= Beginning of Section =

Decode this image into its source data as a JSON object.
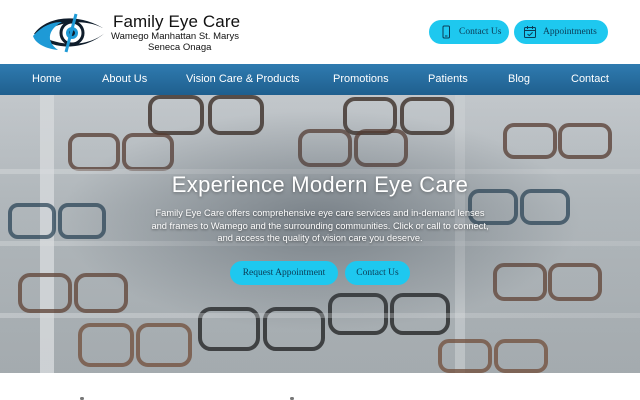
{
  "brand": {
    "name": "Family Eye Care",
    "towns_line1": "Wamego Manhattan St. Marys",
    "towns_line2": "Seneca Onaga",
    "colors": {
      "accent": "#1ec8ef",
      "nav": "#2a70a3",
      "logo_dark": "#0f1d2b",
      "logo_blue": "#1e9ad6"
    }
  },
  "header_buttons": {
    "contact": {
      "label": "Contact Us",
      "icon": "phone-icon"
    },
    "appointments": {
      "label": "Appointments",
      "icon": "calendar-icon"
    }
  },
  "nav": {
    "items": [
      {
        "label": "Home"
      },
      {
        "label": "About Us"
      },
      {
        "label": "Vision Care & Products"
      },
      {
        "label": "Promotions"
      },
      {
        "label": "Patients"
      },
      {
        "label": "Blog"
      },
      {
        "label": "Contact"
      }
    ]
  },
  "hero": {
    "title": "Experience Modern Eye Care",
    "text": "Family Eye Care offers comprehensive eye care services and in-demand lenses and frames to Wamego and the surrounding communities. Click or call to connect, and access the quality of vision care you deserve.",
    "buttons": {
      "request": "Request Appointment",
      "contact": "Contact Us"
    }
  }
}
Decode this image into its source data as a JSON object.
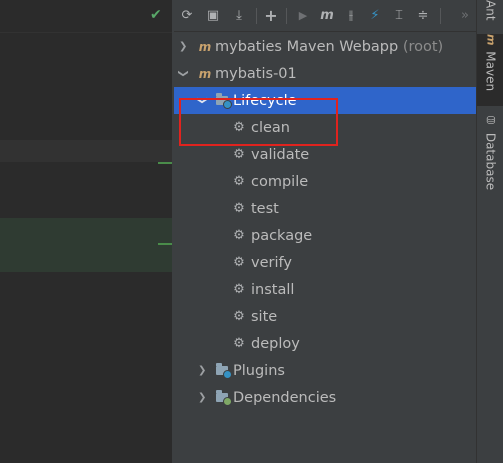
{
  "toolbar": {
    "buttons": [
      {
        "name": "reload-icon",
        "glyph": "⟳"
      },
      {
        "name": "add-folder-icon",
        "glyph": "▣"
      },
      {
        "name": "download-icon",
        "glyph": "⤓"
      },
      {
        "name": "add-icon",
        "glyph": "+"
      },
      {
        "name": "run-icon",
        "glyph": "▶"
      },
      {
        "name": "maven-goal-icon",
        "glyph": "m"
      },
      {
        "name": "skip-tests-icon",
        "glyph": "⫲"
      },
      {
        "name": "offline-icon",
        "glyph": "⚡"
      },
      {
        "name": "show-dependencies-icon",
        "glyph": "⌶"
      },
      {
        "name": "collapse-all-icon",
        "glyph": "≑"
      },
      {
        "name": "more-icon",
        "glyph": "»"
      }
    ]
  },
  "tree": {
    "project1": {
      "name": "mybaties Maven Webapp",
      "suffix": "(root)"
    },
    "project2": {
      "name": "mybatis-01"
    },
    "lifecycle": "Lifecycle",
    "phases": [
      "clean",
      "validate",
      "compile",
      "test",
      "package",
      "verify",
      "install",
      "site",
      "deploy"
    ],
    "plugins": "Plugins",
    "dependencies": "Dependencies"
  },
  "side_tabs": {
    "ant": "Ant",
    "maven": "Maven",
    "database": "Database"
  },
  "colors": {
    "selection": "#2f65ca",
    "highlight_box": "#e0231e",
    "panel_bg": "#3c3f41",
    "editor_bg": "#2b2b2b"
  }
}
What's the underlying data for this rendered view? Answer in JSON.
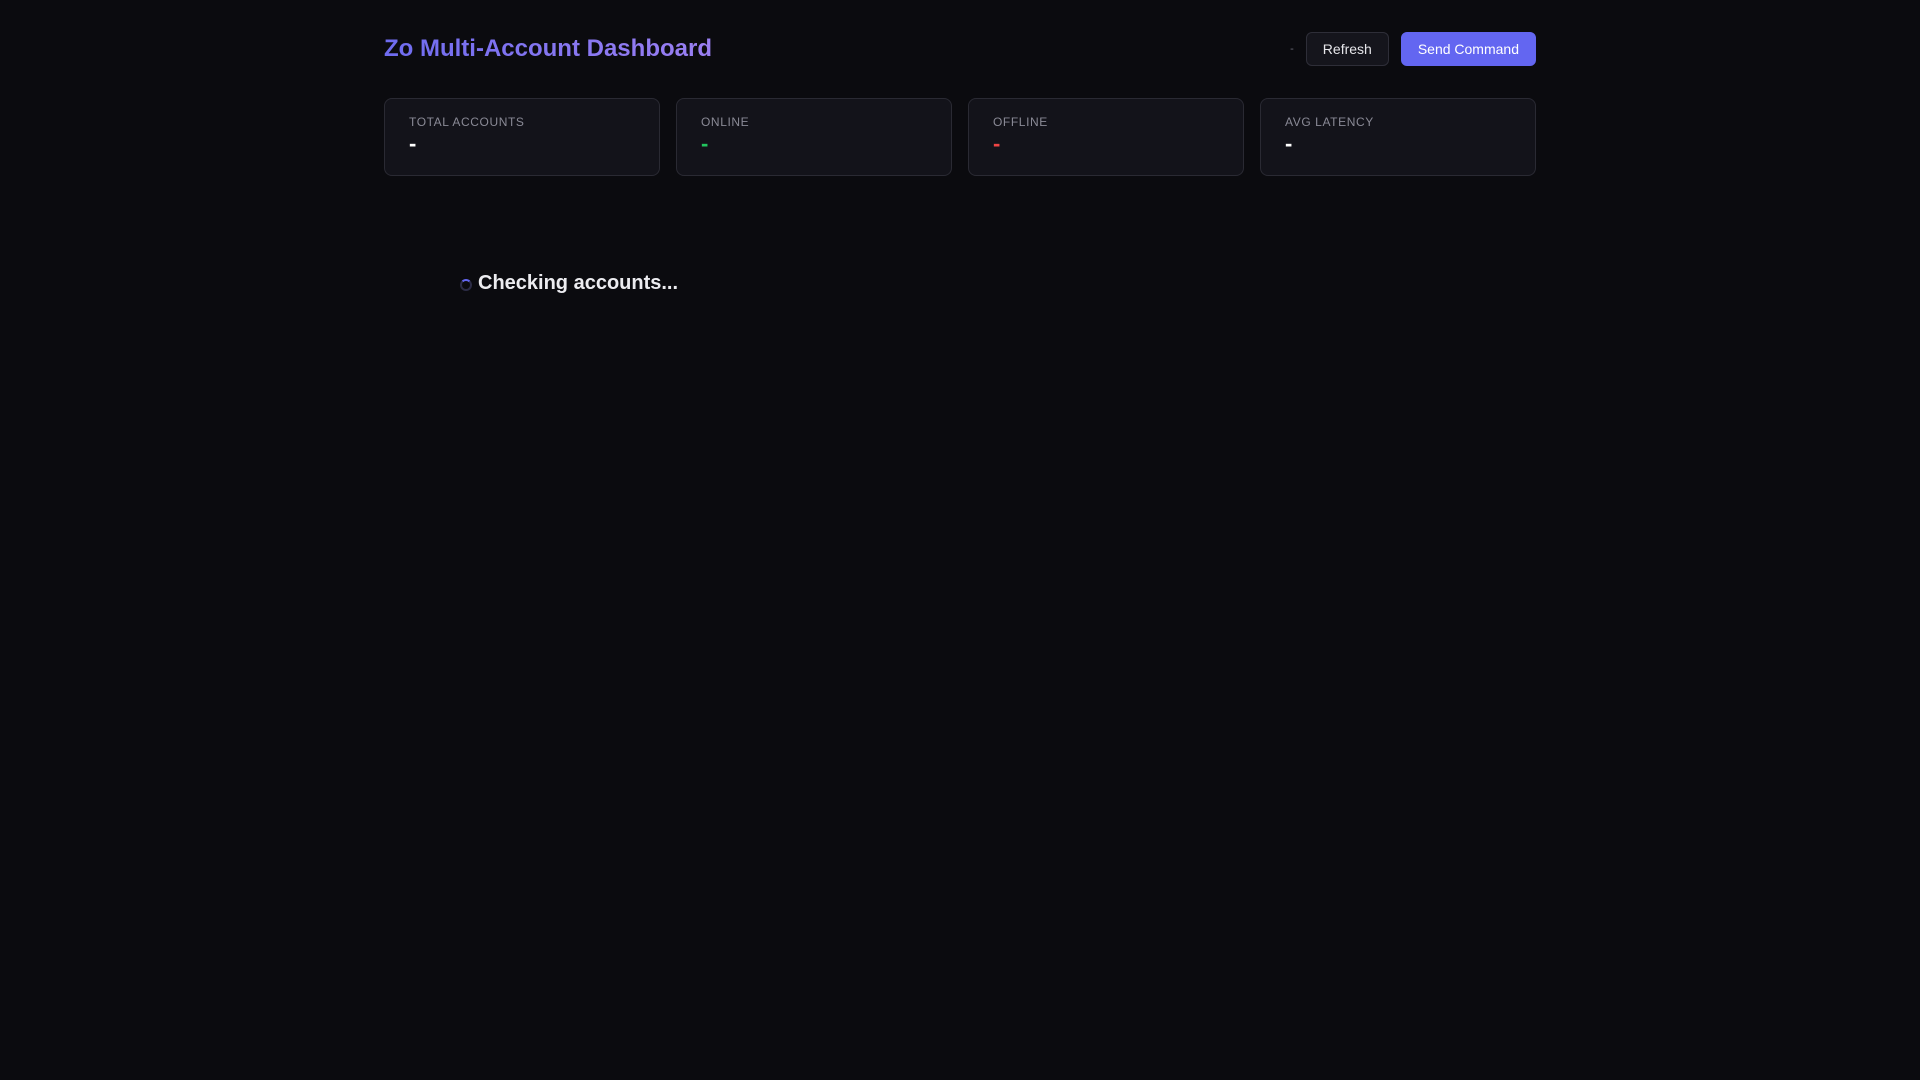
{
  "header": {
    "title": "Zo Multi-Account Dashboard",
    "last_updated": "-",
    "refresh_label": "Refresh",
    "send_command_label": "Send Command"
  },
  "stats": [
    {
      "label": "TOTAL ACCOUNTS",
      "value": "-",
      "color": "#ffffff"
    },
    {
      "label": "ONLINE",
      "value": "-",
      "color": "#22c55e"
    },
    {
      "label": "OFFLINE",
      "value": "-",
      "color": "#ef4444"
    },
    {
      "label": "AVG LATENCY",
      "value": "-",
      "color": "#ffffff"
    }
  ],
  "loading": {
    "text": "Checking accounts..."
  },
  "colors": {
    "accent": "#6366f1",
    "background": "#0b0b0f",
    "card": "#13131a"
  }
}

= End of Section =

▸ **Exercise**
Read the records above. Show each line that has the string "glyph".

▸ **Response**
        "glyph": "⟳"
        "glyph": "▣"
        "glyph": "⤓"
        "glyph": "+"
        "glyph": "▶"
        "glyph": "m"
        "glyph": "⫲"
        "glyph": "⚡"
        "glyph": "⌶"
        "glyph": "≑"
        "glyph": "»"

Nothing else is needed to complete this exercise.